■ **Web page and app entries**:
+--

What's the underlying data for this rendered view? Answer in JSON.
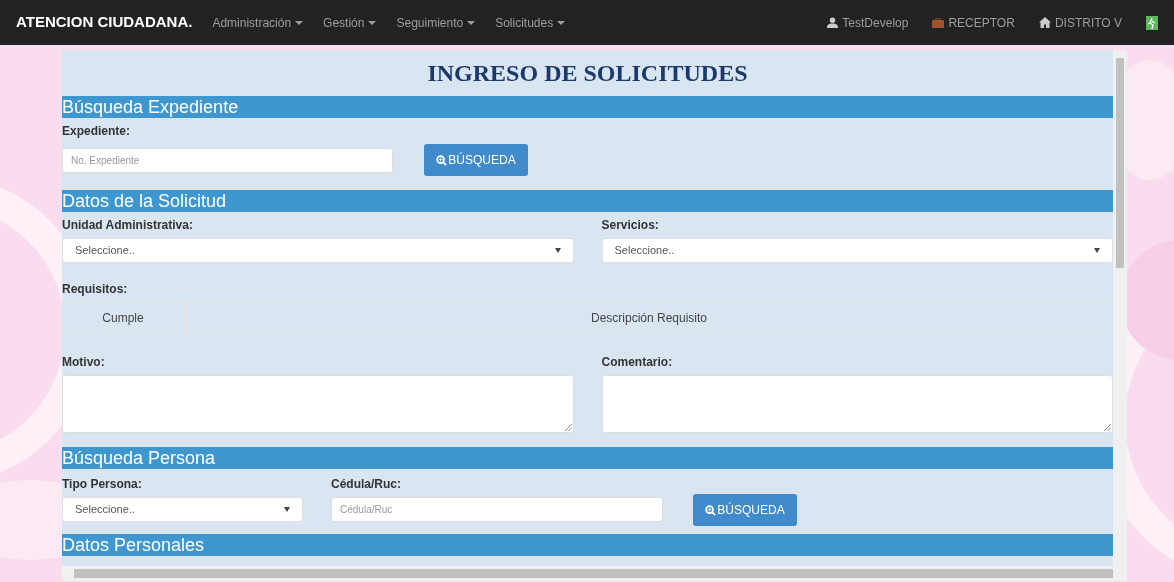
{
  "navbar": {
    "brand": "ATENCION CIUDADANA.",
    "menus": [
      {
        "label": "Administración"
      },
      {
        "label": "Gestión"
      },
      {
        "label": "Seguimiento"
      },
      {
        "label": "Solicitudes"
      }
    ],
    "user_links": [
      {
        "kind": "user",
        "label": "TestDevelop"
      },
      {
        "kind": "role",
        "label": "RECEPTOR"
      },
      {
        "kind": "home",
        "label": "DISTRITO V"
      }
    ]
  },
  "page_title": "INGRESO DE SOLICITUDES",
  "busqueda_expediente": {
    "header": "Búsqueda Expediente",
    "label": "Expediente:",
    "placeholder": "No. Expediente",
    "button": "BÚSQUEDA"
  },
  "datos_solicitud": {
    "header": "Datos de la Solicitud",
    "unidad_label": "Unidad Administrativa:",
    "unidad_value": "Seleccione..",
    "servicios_label": "Servicios:",
    "servicios_value": "Seleccione..",
    "requisitos_label": "Requisitos:",
    "requisitos_columns": [
      "Cumple",
      "Descripción Requisito"
    ],
    "motivo_label": "Motivo:",
    "comentario_label": "Comentario:"
  },
  "busqueda_persona": {
    "header": "Búsqueda Persona",
    "tipo_label": "Tipo Persona:",
    "tipo_value": "Seleccione..",
    "cedula_label": "Cédula/Ruc:",
    "cedula_placeholder": "Cédula/Ruc",
    "button": "BÚSQUEDA"
  },
  "datos_personales": {
    "header": "Datos Personales"
  }
}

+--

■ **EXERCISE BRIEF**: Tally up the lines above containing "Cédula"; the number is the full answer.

■ **TASK OUTPUT**: 2